Everyone’s experience is different. Anyone experiencing a concussion or TBI has a different story, different outlook on life, and different symptoms, their experience of EPIC Treatment is going to be different as well. With that said, here’s my experience. I was injured 17 years before I received treatment, and you can read more about how I got my injury in another post here if you are interested. Hopefully, my story validates some of your experience, gives hope, and provides direction. To begin with, I was surprised my schedule wasn’t more packed with activities. I questioned if this would work. I received over 25 hours of treatment during the week when I was expecting a 40 hour week. By the end of the week, I appreciated that I didn’t have a 40-hour schedule because I don’t think my brain could have handled it. Day One: I walked into the office on Monday morning. I was handed the check-in questionnaire. I filled out the Post Concussion Symptom Scale (PCSS) check-in and check-out questionnaire each day of treatment. CFX uses the questionnaires to monitor symptoms throughout the week, and is used as a measurement in their research. As I sat down to complete the simple form, I started to cry. I’m not against crying, but it takes a lot to push me to tears. I wasn’t sure what was going on. I called my husband. He said a quick “Focus, give it your best, and I love you.” Then I met Porter. Porter is one of the Patient Care Coordinators and I really felt support from him while I was at Cognitive FX. I didn’t have any idea what to expect. I was nervous. He gave me a tour, and we got started. *Sometimes you might also have an fNCI on your first day. I got my first scan done before I started treatment for my brain injury.
I was in an auto accident on January 2, 2001. I received a severe TBI, broke my back, pelvis, jaw, ribs, and pretty much every bone in my body. I was grateful to be alive, but after a few years I had accepted the fact that I was going to be deficient for the rest of my life.
Discover a new level of understanding around concussions and how these injuries impact the lives of victims and their loved ones.

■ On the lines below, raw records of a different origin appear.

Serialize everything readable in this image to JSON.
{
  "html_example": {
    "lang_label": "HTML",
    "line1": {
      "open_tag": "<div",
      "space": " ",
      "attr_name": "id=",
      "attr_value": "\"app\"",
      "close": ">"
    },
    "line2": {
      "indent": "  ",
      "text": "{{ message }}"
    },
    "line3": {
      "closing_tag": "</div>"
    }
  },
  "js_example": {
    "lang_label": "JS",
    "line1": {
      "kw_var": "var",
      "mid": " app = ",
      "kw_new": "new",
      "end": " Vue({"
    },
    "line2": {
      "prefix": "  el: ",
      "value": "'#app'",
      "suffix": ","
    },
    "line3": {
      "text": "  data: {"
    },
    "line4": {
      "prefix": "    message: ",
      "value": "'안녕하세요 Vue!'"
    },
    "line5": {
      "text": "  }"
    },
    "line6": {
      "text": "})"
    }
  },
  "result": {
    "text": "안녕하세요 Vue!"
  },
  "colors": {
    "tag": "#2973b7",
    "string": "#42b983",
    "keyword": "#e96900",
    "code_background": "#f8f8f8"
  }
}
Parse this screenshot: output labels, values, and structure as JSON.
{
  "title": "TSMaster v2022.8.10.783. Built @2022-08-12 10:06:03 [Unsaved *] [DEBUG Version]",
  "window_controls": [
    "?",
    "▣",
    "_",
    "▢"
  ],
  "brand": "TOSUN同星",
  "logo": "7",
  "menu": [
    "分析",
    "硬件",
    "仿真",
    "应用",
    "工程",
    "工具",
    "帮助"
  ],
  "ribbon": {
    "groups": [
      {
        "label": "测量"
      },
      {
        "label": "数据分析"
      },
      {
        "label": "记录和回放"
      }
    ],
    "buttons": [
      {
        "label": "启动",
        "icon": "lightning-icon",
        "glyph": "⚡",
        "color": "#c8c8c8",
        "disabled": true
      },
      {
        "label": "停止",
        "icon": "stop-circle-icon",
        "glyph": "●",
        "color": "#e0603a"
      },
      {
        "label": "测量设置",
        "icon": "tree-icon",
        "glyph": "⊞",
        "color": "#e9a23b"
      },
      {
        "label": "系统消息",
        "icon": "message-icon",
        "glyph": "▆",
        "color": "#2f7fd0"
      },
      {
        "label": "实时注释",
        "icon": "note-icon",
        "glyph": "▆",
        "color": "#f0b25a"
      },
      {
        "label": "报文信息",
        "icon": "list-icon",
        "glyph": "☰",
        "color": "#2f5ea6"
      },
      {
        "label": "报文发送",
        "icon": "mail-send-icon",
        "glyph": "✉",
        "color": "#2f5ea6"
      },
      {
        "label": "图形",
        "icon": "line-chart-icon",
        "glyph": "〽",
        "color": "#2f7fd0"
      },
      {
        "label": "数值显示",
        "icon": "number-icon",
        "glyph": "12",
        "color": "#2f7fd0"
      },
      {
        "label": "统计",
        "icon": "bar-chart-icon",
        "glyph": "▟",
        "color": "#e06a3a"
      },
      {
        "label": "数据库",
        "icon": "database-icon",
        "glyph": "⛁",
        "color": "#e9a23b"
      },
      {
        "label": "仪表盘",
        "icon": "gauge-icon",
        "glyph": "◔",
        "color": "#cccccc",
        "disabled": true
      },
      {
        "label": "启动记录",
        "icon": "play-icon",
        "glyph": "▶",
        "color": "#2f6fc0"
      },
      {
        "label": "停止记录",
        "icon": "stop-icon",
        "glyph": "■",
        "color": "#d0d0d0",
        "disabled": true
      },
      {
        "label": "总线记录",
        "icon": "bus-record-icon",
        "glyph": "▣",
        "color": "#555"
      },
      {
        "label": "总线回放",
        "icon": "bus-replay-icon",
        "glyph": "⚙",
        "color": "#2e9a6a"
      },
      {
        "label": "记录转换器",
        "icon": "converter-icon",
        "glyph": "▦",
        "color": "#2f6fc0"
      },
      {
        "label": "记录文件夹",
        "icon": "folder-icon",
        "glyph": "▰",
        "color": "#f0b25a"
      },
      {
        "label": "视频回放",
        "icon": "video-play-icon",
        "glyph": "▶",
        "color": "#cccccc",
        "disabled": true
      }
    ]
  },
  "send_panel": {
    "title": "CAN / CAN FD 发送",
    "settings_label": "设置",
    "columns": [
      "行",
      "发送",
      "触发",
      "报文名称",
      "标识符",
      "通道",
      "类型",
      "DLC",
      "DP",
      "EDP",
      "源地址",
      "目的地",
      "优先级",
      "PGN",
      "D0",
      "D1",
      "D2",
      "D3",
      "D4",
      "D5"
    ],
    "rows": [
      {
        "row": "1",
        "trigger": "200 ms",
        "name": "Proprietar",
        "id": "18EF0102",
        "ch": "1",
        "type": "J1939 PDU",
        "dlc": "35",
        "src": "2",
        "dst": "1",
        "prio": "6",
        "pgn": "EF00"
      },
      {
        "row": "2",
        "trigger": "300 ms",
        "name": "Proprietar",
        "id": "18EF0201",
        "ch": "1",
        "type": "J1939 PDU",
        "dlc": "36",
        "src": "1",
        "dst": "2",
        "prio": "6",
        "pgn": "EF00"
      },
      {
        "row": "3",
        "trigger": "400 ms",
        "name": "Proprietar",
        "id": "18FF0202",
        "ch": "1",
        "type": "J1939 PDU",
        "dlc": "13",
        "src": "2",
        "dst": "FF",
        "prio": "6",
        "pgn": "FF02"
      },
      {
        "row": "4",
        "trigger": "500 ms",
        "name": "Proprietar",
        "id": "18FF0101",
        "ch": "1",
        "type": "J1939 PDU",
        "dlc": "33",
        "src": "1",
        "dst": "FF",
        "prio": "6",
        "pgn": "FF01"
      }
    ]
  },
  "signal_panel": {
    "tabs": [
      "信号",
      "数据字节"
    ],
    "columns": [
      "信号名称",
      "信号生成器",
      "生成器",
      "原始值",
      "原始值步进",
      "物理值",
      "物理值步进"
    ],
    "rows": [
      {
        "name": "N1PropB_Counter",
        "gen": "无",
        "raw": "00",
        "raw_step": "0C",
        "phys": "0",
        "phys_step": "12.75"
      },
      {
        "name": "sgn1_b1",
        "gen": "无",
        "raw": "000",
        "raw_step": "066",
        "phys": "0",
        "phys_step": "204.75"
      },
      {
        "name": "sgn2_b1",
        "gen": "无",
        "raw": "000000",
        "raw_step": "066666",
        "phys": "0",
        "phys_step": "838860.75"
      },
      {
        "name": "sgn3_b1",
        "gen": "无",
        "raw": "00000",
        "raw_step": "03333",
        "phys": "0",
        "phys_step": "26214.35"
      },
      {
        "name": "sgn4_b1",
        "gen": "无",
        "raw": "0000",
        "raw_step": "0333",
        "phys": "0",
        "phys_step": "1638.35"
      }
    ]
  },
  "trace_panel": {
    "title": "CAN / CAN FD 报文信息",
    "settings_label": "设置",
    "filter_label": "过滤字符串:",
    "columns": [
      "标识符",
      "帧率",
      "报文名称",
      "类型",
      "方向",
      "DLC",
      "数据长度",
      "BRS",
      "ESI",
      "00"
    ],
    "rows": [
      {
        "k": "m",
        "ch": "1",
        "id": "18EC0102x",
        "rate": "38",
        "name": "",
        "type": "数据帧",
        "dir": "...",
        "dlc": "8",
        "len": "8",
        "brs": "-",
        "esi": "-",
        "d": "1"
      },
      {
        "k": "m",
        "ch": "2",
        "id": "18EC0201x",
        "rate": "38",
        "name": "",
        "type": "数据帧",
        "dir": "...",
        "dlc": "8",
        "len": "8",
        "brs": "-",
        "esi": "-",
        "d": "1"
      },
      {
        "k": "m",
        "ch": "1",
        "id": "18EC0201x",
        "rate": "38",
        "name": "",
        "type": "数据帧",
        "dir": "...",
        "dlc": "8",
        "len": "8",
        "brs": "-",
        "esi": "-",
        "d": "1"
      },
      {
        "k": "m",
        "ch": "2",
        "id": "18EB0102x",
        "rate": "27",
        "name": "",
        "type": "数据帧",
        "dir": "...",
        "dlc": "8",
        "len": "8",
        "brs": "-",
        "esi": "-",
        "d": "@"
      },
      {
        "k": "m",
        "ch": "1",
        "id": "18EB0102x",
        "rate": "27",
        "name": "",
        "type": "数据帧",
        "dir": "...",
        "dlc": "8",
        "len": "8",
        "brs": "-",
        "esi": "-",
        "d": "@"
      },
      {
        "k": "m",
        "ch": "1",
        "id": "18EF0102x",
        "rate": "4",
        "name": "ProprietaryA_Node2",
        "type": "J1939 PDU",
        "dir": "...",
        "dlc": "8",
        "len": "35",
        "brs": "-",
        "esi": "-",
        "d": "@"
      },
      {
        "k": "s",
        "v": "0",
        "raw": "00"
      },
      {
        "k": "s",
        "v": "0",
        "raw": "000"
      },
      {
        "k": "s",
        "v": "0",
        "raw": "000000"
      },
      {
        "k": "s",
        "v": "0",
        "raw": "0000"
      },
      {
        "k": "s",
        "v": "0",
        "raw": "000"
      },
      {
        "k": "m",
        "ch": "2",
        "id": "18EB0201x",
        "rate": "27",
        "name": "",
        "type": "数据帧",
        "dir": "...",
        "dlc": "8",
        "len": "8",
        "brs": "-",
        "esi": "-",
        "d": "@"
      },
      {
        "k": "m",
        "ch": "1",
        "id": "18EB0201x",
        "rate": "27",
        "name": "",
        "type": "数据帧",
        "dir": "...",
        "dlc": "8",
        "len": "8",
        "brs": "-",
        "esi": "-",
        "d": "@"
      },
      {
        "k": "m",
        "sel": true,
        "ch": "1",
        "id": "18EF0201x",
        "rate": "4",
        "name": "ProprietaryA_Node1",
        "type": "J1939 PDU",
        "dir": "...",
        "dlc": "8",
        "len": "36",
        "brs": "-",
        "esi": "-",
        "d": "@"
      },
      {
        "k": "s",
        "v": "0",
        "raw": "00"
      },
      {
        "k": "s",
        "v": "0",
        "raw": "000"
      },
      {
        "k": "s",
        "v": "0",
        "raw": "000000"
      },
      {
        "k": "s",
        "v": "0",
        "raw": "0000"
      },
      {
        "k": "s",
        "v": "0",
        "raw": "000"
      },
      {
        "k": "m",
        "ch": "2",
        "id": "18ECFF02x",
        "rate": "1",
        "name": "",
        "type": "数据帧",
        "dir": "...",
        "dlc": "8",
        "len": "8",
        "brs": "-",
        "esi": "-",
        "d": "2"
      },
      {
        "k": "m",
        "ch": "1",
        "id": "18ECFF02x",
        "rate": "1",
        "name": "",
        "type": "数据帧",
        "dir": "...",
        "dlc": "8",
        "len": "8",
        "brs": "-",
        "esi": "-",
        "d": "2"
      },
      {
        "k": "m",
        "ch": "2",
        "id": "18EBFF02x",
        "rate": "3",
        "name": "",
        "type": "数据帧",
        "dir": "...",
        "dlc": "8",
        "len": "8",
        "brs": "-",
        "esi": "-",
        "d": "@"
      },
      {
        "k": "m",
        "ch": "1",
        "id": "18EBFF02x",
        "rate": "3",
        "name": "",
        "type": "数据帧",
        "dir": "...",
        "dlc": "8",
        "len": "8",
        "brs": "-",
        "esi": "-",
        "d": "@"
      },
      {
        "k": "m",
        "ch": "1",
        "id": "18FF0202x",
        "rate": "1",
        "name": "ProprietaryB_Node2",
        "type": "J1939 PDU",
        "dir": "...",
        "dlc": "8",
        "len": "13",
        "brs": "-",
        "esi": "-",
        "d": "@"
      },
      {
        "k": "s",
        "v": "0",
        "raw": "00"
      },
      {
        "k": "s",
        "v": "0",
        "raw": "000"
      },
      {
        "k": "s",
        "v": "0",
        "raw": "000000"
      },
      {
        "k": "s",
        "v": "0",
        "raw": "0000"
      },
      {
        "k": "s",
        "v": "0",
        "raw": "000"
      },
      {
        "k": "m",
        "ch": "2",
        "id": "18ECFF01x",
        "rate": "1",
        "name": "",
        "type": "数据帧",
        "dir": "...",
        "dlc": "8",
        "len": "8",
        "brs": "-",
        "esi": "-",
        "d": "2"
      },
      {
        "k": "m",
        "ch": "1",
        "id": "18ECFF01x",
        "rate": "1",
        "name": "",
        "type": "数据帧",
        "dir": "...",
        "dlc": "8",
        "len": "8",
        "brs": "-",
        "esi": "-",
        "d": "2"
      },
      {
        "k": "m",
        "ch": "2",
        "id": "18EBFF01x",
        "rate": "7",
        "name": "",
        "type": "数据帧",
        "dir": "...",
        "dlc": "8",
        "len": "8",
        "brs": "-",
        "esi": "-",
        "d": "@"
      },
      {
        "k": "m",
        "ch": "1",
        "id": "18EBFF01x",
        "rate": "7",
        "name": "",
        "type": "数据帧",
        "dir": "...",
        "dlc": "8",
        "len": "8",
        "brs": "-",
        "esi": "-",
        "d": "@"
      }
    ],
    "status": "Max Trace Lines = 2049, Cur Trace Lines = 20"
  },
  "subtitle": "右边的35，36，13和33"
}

When I first was recovering, I felt like I couldn’t find words to write about my experience. I couldn’t explain either written or vocally how I was feeling or what I was going through. Over time, writing became something that helped me learn how to gather my thoughts and express myself. I focused more on the act of writing something down rather than if it was written perfectly or exactly accurate. Continually writing helped me find ways to get better at it.